    About the translators

     

    Deborah Smith’s translations from the Korean include Han Kang’s The Vegetarian (Portobello Books, 2015) and Human Acts (Portobello, 2016) and Bae Suah's The Essayist’s Desk and The Low Hills of Seoul. She is currently working on further books by Bae Suah, Yi In-seong and Park Sang-ryung, alongside finishing a PhD in Korean Literature at SOAS, and recently founded @TiltedAxisPress, a not-for-profit publisher focusing on translations from Asia and Africa. She tweets as @londonkoreanist

     

    Media Response/Awards Received

       

    Rupture and contradiction which exists as clear as day between the world's interior and exterior.
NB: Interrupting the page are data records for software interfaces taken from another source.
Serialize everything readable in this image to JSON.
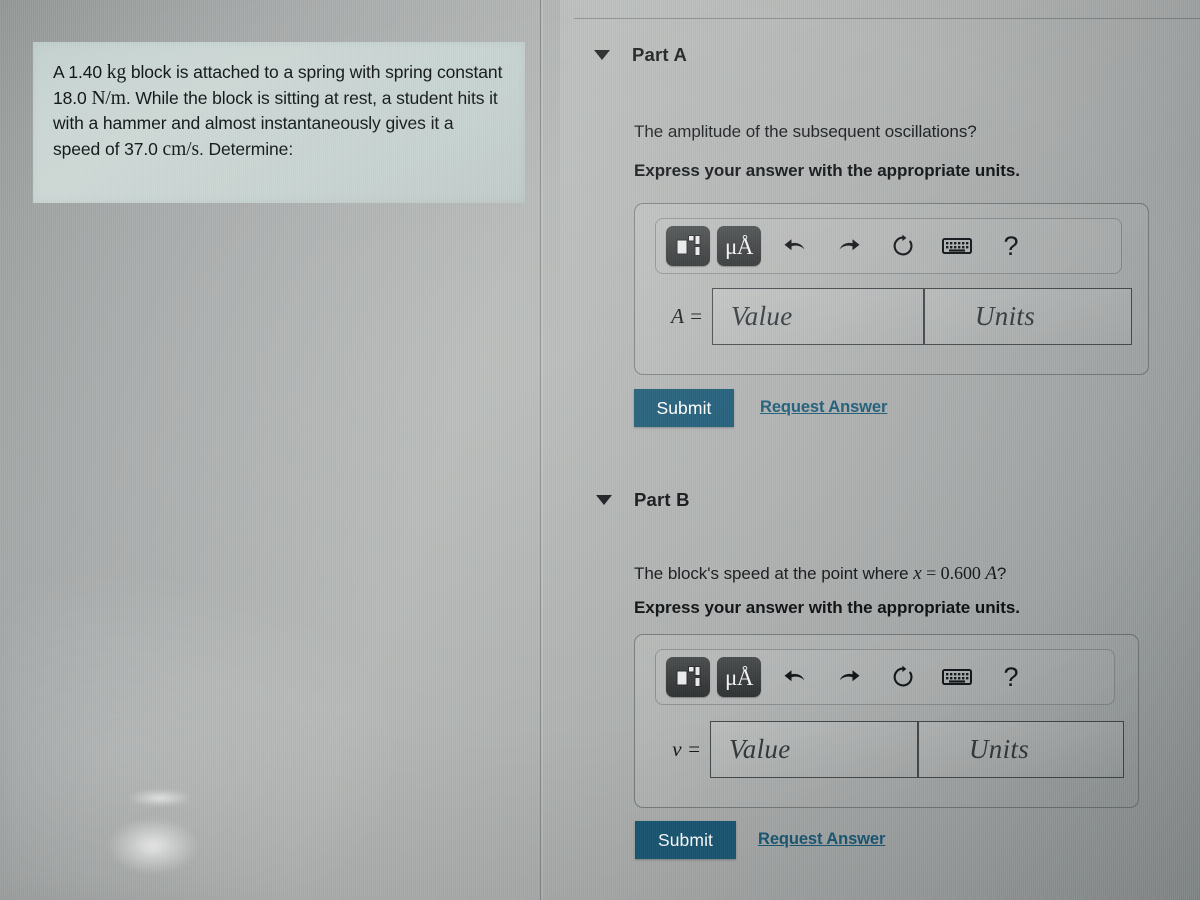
{
  "problem": {
    "segments": [
      {
        "t": "A 1.40 ",
        "s": "plain"
      },
      {
        "t": "kg",
        "s": "math"
      },
      {
        "t": " block is attached to a spring with spring constant 18.0 ",
        "s": "plain"
      },
      {
        "t": "N/m",
        "s": "math"
      },
      {
        "t": ". While the block is sitting at rest, a student hits it with a hammer and almost instantaneously gives it a speed of 37.0 ",
        "s": "plain"
      },
      {
        "t": "cm/s",
        "s": "math"
      },
      {
        "t": ". Determine:",
        "s": "plain"
      }
    ],
    "mass": "1.40 kg",
    "spring_constant": "18.0 N/m",
    "speed": "37.0 cm/s",
    "card_color": "#ccd8d5"
  },
  "express_units_note": "Express your answer with the appropriate units.",
  "toolbar": {
    "template_icon": "template-layout-icon",
    "units_button_label": "μÅ",
    "undo_icon": "undo-arrow-icon",
    "redo_icon": "redo-arrow-icon",
    "reset_icon": "reset-circular-arrow-icon",
    "keyboard_icon": "keyboard-icon",
    "help_label": "?"
  },
  "fields": {
    "value_placeholder": "Value",
    "units_placeholder": "Units"
  },
  "actions": {
    "submit_label": "Submit",
    "request_answer_label": "Request Answer",
    "submit_color": "#1d5873"
  },
  "parts": [
    {
      "id": "a",
      "title": "Part A",
      "caret": "caret-down-icon",
      "question": "The amplitude of the subsequent oscillations?",
      "question_prefix": "The amplitude of the subsequent oscillations?",
      "variable_label": "A =",
      "variable_symbol": "A"
    },
    {
      "id": "b",
      "title": "Part B",
      "caret": "caret-down-icon",
      "question_prefix": "The block's speed at the point where ",
      "question_math_var": "x",
      "question_math_eq": " = 0.600 ",
      "question_math_amp": "A",
      "question_suffix": "?",
      "variable_label": "v =",
      "variable_symbol": "v"
    }
  ]
}
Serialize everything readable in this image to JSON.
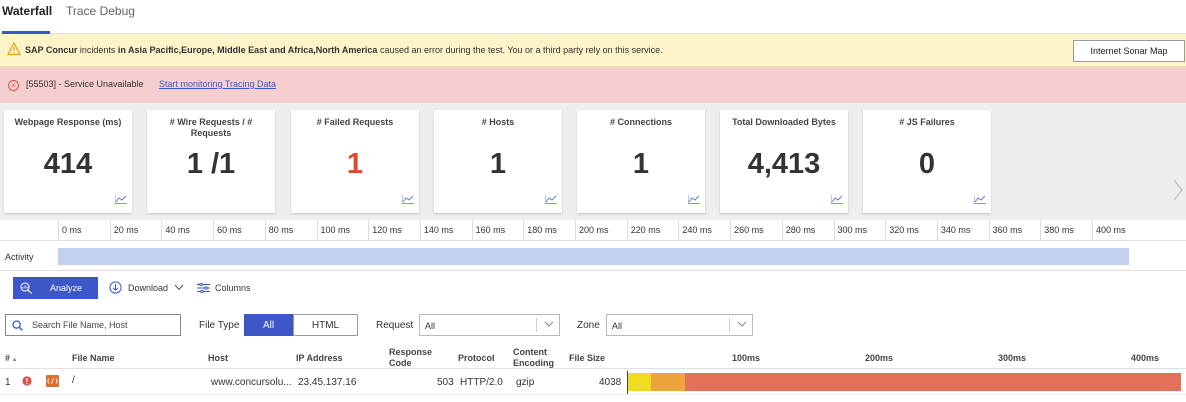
{
  "tabs": [
    {
      "label": "Waterfall",
      "active": true
    },
    {
      "label": "Trace Debug",
      "active": false
    }
  ],
  "warning": {
    "prefix_bold": "SAP Concur",
    "text1": " incidents ",
    "regions_bold": "in Asia Pacific,Europe, Middle East and Africa,North America",
    "text2": " caused an error during the test. You or a third party rely on this service.",
    "button": "Internet Sonar Map"
  },
  "error": {
    "text": "[55503] - Service Unavailable",
    "link": "Start monitoring Tracing Data"
  },
  "metrics": [
    {
      "label": "Webpage Response (ms)",
      "value": "414",
      "status": "normal"
    },
    {
      "label": "# Wire Requests / # Requests",
      "value": "1 /1",
      "status": "normal"
    },
    {
      "label": "# Failed Requests",
      "value": "1",
      "status": "error"
    },
    {
      "label": "# Hosts",
      "value": "1",
      "status": "normal"
    },
    {
      "label": "# Connections",
      "value": "1",
      "status": "normal"
    },
    {
      "label": "Total Downloaded Bytes",
      "value": "4,413",
      "status": "normal"
    },
    {
      "label": "# JS Failures",
      "value": "0",
      "status": "normal"
    }
  ],
  "timeline": {
    "ticks": [
      "0 ms",
      "20 ms",
      "40 ms",
      "60 ms",
      "80 ms",
      "100 ms",
      "120 ms",
      "140 ms",
      "160 ms",
      "180 ms",
      "200 ms",
      "220 ms",
      "240 ms",
      "260 ms",
      "280 ms",
      "300 ms",
      "320 ms",
      "340 ms",
      "360 ms",
      "380 ms",
      "400 ms"
    ],
    "row_label": "Activity"
  },
  "toolbar": {
    "analyze": "Analyze",
    "download": "Download",
    "columns": "Columns"
  },
  "filters": {
    "search_placeholder": "Search File Name, Host",
    "file_type_label": "File Type",
    "file_type_options": [
      "All",
      "HTML"
    ],
    "file_type_selected": "All",
    "request_label": "Request",
    "request_value": "All",
    "zone_label": "Zone",
    "zone_value": "All"
  },
  "table": {
    "headers": {
      "num": "#",
      "file_name": "File Name",
      "host": "Host",
      "ip": "IP Address",
      "response_code": "Response Code",
      "protocol": "Protocol",
      "content_encoding": "Content Encoding",
      "file_size": "File Size"
    },
    "waterfall_ticks": [
      "100ms",
      "200ms",
      "300ms",
      "400ms"
    ],
    "rows": [
      {
        "num": "1",
        "file_name": "/",
        "host": "www.concursolu...",
        "ip": "23.45.137.16",
        "response_code": "503",
        "protocol": "HTTP/2.0",
        "content_encoding": "gzip",
        "file_size": "4038"
      }
    ]
  },
  "colors": {
    "accent": "#3d57c9",
    "warning_bg": "#fcf3c8",
    "error_bg": "#f5cfcf",
    "activity": "#c4d0ef",
    "waterfall_segments": [
      "#f0de1e",
      "#efa43a",
      "#e4705a"
    ]
  }
}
Through frank and meticulous critique of the sufferings of our generation of young people, Kim Sagwa is graphically showing the downfall of a world founded on anxiety and disillusionment.

    -Kookmin Daily

     

    Being attracted by chance to the life of one man. He is a guy who remains as an initial, or as a trace. Imagining his life, understanding it, and therefore writing something, is a reckless desire. Since the initial or trace exists in order to speak the fact that, however much we struggle, our existence is something that cannot be understood. Writing of failure is pre-arranged. Others will remain forever as others. In spite of that, someone writes something. Because there, in the attitude that one will cope with failure, is all the meaning of our lives. Paradoxically understanding our own lives hrough the fact that we absolutely cannot understand others, is witnessed now and then in literature. I Met Roh Ki-wan is precisely such a novel.

    -Novelist Kim Yeon-su

     

Translated Books (5)

News from Abroad (11)